• **Data**
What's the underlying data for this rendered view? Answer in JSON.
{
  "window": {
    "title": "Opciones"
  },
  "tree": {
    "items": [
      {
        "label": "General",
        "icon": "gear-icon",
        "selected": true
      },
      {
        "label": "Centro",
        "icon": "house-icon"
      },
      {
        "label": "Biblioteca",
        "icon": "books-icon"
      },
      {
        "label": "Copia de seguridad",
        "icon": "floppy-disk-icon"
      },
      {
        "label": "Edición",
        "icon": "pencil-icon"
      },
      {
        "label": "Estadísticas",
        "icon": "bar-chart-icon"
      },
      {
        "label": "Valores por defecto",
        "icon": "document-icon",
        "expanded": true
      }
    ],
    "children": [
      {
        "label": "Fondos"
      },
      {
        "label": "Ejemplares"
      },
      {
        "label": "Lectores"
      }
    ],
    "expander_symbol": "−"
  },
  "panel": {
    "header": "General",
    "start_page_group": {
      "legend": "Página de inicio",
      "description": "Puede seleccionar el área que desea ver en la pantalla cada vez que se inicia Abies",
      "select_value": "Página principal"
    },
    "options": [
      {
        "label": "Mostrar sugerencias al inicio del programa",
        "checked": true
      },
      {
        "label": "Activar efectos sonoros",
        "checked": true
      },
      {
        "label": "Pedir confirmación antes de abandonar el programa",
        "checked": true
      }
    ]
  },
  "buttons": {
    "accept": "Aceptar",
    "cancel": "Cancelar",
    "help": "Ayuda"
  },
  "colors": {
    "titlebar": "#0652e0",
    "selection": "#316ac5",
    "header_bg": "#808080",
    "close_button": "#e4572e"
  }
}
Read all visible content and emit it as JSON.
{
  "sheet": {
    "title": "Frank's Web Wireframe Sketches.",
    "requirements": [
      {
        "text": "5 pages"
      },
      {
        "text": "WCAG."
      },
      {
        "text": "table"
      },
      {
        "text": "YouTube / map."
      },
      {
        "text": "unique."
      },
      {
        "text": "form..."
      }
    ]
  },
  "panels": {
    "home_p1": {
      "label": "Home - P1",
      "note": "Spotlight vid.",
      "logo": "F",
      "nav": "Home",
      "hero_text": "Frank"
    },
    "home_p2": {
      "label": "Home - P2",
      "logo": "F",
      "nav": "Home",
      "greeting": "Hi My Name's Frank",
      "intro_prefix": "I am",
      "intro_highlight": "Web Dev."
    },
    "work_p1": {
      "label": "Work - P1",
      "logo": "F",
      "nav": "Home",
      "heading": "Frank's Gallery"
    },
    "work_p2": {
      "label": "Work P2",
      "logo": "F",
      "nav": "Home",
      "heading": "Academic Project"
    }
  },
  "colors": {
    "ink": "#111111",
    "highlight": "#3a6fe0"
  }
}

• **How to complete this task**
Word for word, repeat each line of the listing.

• **Expected answer**
What's the underlying data for this rendered view? Answer in JSON.
{
  "window": {
    "title": "Opciones"
  },
  "tree": {
    "items": [
      {
        "label": "General",
        "icon": "gear-icon",
        "selected": true
      },
      {
        "label": "Centro",
        "icon": "house-icon"
      },
      {
        "label": "Biblioteca",
        "icon": "books-icon"
      },
      {
        "label": "Copia de seguridad",
        "icon": "floppy-disk-icon"
      },
      {
        "label": "Edición",
        "icon": "pencil-icon"
      },
      {
        "label": "Estadísticas",
        "icon": "bar-chart-icon"
      },
      {
        "label": "Valores por defecto",
        "icon": "document-icon",
        "expanded": true
      }
    ],
    "children": [
      {
        "label": "Fondos"
      },
      {
        "label": "Ejemplares"
      },
      {
        "label": "Lectores"
      }
    ],
    "expander_symbol": "−"
  },
  "panel": {
    "header": "General",
    "start_page_group": {
      "legend": "Página de inicio",
      "description": "Puede seleccionar el área que desea ver en la pantalla cada vez que se inicia Abies",
      "select_value": "Página principal"
    },
    "options": [
      {
        "label": "Mostrar sugerencias al inicio del programa",
        "checked": true
      },
      {
        "label": "Activar efectos sonoros",
        "checked": true
      },
      {
        "label": "Pedir confirmación antes de abandonar el programa",
        "checked": true
      }
    ]
  },
  "buttons": {
    "accept": "Aceptar",
    "cancel": "Cancelar",
    "help": "Ayuda"
  },
  "colors": {
    "titlebar": "#0652e0",
    "selection": "#316ac5",
    "header_bg": "#808080",
    "close_button": "#e4572e"
  }
}
Read all visible content and emit it as JSON.
{
  "sheet": {
    "title": "Frank's Web Wireframe Sketches.",
    "requirements": [
      {
        "text": "5 pages"
      },
      {
        "text": "WCAG."
      },
      {
        "text": "table"
      },
      {
        "text": "YouTube / map."
      },
      {
        "text": "unique."
      },
      {
        "text": "form..."
      }
    ]
  },
  "panels": {
    "home_p1": {
      "label": "Home - P1",
      "note": "Spotlight vid.",
      "logo": "F",
      "nav": "Home",
      "hero_text": "Frank"
    },
    "home_p2": {
      "label": "Home - P2",
      "logo": "F",
      "nav": "Home",
      "greeting": "Hi My Name's Frank",
      "intro_prefix": "I am",
      "intro_highlight": "Web Dev."
    },
    "work_p1": {
      "label": "Work - P1",
      "logo": "F",
      "nav": "Home",
      "heading": "Frank's Gallery"
    },
    "work_p2": {
      "label": "Work P2",
      "logo": "F",
      "nav": "Home",
      "heading": "Academic Project"
    }
  },
  "colors": {
    "ink": "#111111",
    "highlight": "#3a6fe0"
  }
}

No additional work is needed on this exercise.